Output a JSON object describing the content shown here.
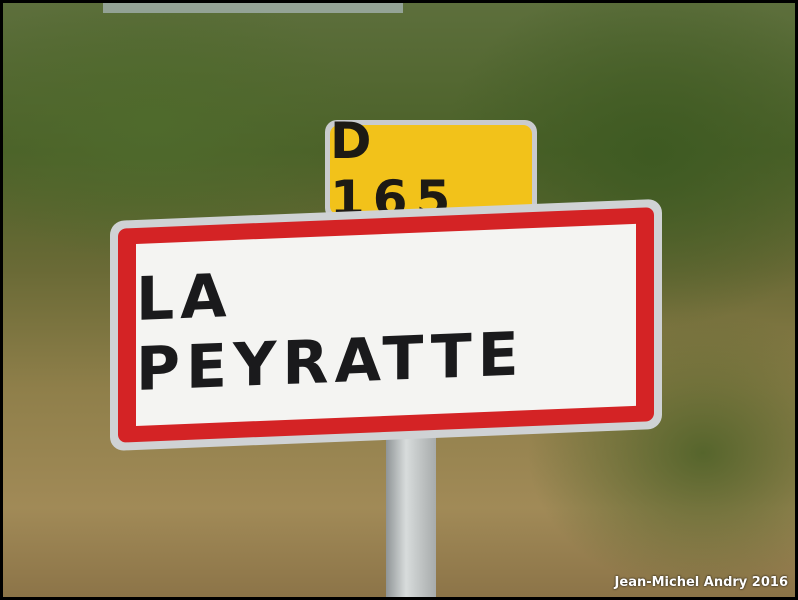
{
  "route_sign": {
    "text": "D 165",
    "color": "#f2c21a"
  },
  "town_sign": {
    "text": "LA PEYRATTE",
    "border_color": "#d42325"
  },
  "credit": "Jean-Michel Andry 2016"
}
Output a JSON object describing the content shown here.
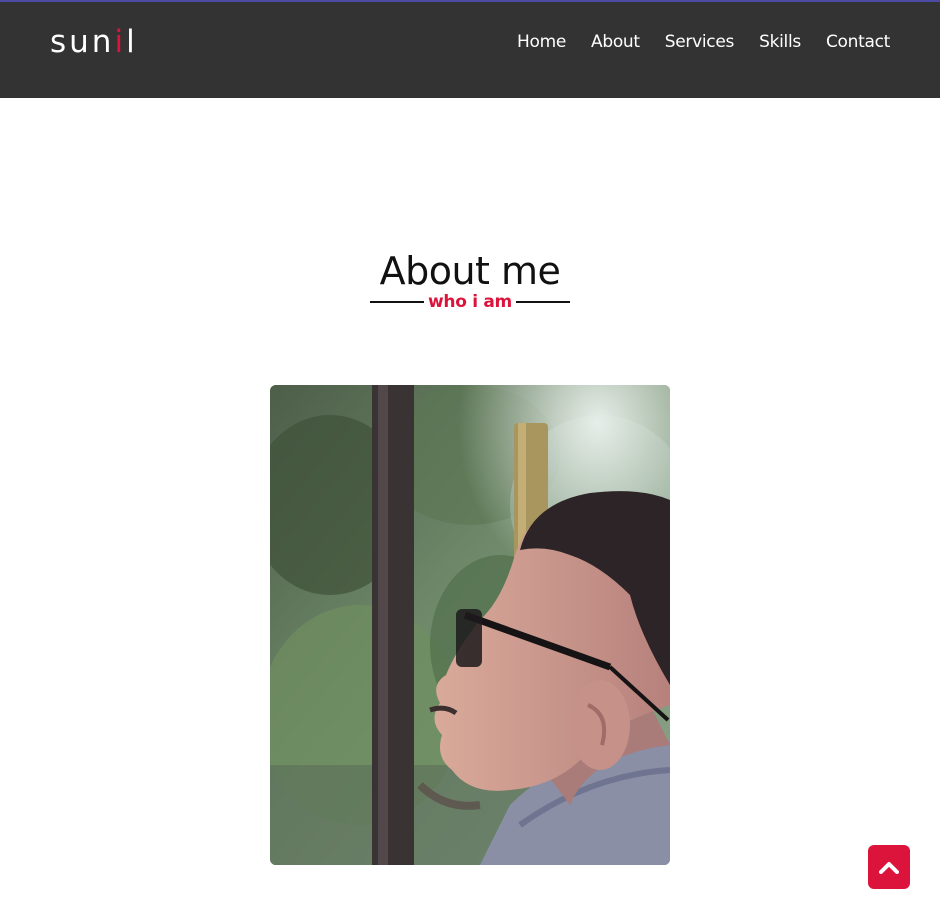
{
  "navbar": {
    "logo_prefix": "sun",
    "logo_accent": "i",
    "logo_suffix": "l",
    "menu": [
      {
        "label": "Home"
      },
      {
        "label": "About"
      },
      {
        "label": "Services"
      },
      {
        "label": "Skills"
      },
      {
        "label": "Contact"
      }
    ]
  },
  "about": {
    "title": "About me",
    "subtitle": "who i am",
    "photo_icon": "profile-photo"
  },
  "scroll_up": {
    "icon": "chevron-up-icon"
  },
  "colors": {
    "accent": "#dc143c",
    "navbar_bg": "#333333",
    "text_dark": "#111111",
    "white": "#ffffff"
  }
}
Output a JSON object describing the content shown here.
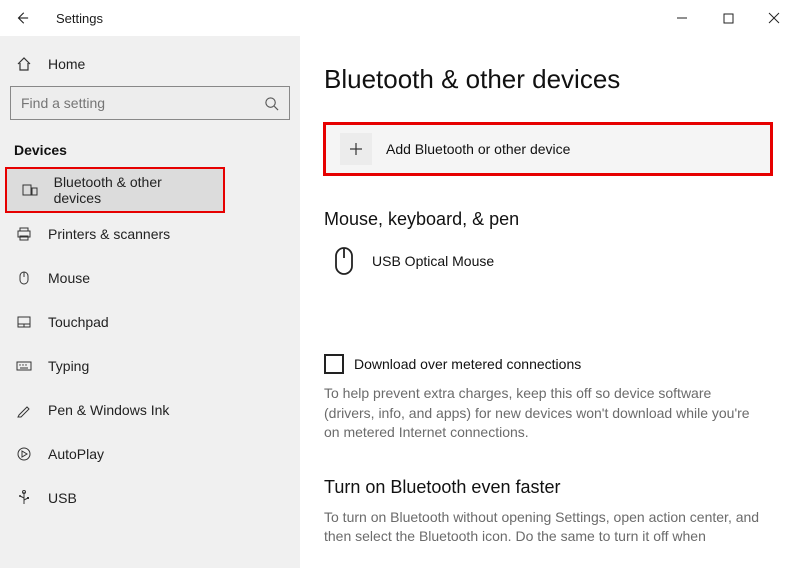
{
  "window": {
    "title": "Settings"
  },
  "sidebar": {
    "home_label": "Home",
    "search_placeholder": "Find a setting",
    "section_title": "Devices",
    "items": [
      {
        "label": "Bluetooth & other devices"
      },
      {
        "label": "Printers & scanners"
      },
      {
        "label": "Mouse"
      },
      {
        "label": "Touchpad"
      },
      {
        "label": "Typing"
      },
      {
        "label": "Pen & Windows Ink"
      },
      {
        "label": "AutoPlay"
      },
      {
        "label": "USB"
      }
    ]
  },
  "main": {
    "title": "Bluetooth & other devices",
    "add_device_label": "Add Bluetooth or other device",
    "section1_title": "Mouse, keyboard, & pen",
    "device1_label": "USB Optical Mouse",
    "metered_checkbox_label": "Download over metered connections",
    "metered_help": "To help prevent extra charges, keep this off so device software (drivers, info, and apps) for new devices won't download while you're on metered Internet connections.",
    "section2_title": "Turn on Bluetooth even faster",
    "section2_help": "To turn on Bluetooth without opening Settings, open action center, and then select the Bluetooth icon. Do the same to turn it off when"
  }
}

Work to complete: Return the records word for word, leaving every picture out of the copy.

Solution for this exercise:
Output a JSON object describing the content shown here.
{
  "route_sign": {
    "text": "D 165",
    "color": "#f2c21a"
  },
  "town_sign": {
    "text": "LA PEYRATTE",
    "border_color": "#d42325"
  },
  "credit": "Jean-Michel Andry 2016"
}
Output a JSON object describing the content shown here.
{
  "navbar": {
    "logo_prefix": "sun",
    "logo_accent": "i",
    "logo_suffix": "l",
    "menu": [
      {
        "label": "Home"
      },
      {
        "label": "About"
      },
      {
        "label": "Services"
      },
      {
        "label": "Skills"
      },
      {
        "label": "Contact"
      }
    ]
  },
  "about": {
    "title": "About me",
    "subtitle": "who i am",
    "photo_icon": "profile-photo"
  },
  "scroll_up": {
    "icon": "chevron-up-icon"
  },
  "colors": {
    "accent": "#dc143c",
    "navbar_bg": "#333333",
    "text_dark": "#111111",
    "white": "#ffffff"
  }
}
Output a JSON object describing the content shown here.
{
  "window": {
    "title": "Settings"
  },
  "sidebar": {
    "home_label": "Home",
    "search_placeholder": "Find a setting",
    "section_title": "Devices",
    "items": [
      {
        "label": "Bluetooth & other devices"
      },
      {
        "label": "Printers & scanners"
      },
      {
        "label": "Mouse"
      },
      {
        "label": "Touchpad"
      },
      {
        "label": "Typing"
      },
      {
        "label": "Pen & Windows Ink"
      },
      {
        "label": "AutoPlay"
      },
      {
        "label": "USB"
      }
    ]
  },
  "main": {
    "title": "Bluetooth & other devices",
    "add_device_label": "Add Bluetooth or other device",
    "section1_title": "Mouse, keyboard, & pen",
    "device1_label": "USB Optical Mouse",
    "metered_checkbox_label": "Download over metered connections",
    "metered_help": "To help prevent extra charges, keep this off so device software (drivers, info, and apps) for new devices won't download while you're on metered Internet connections.",
    "section2_title": "Turn on Bluetooth even faster",
    "section2_help": "To turn on Bluetooth without opening Settings, open action center, and then select the Bluetooth icon. Do the same to turn it off when"
  }
}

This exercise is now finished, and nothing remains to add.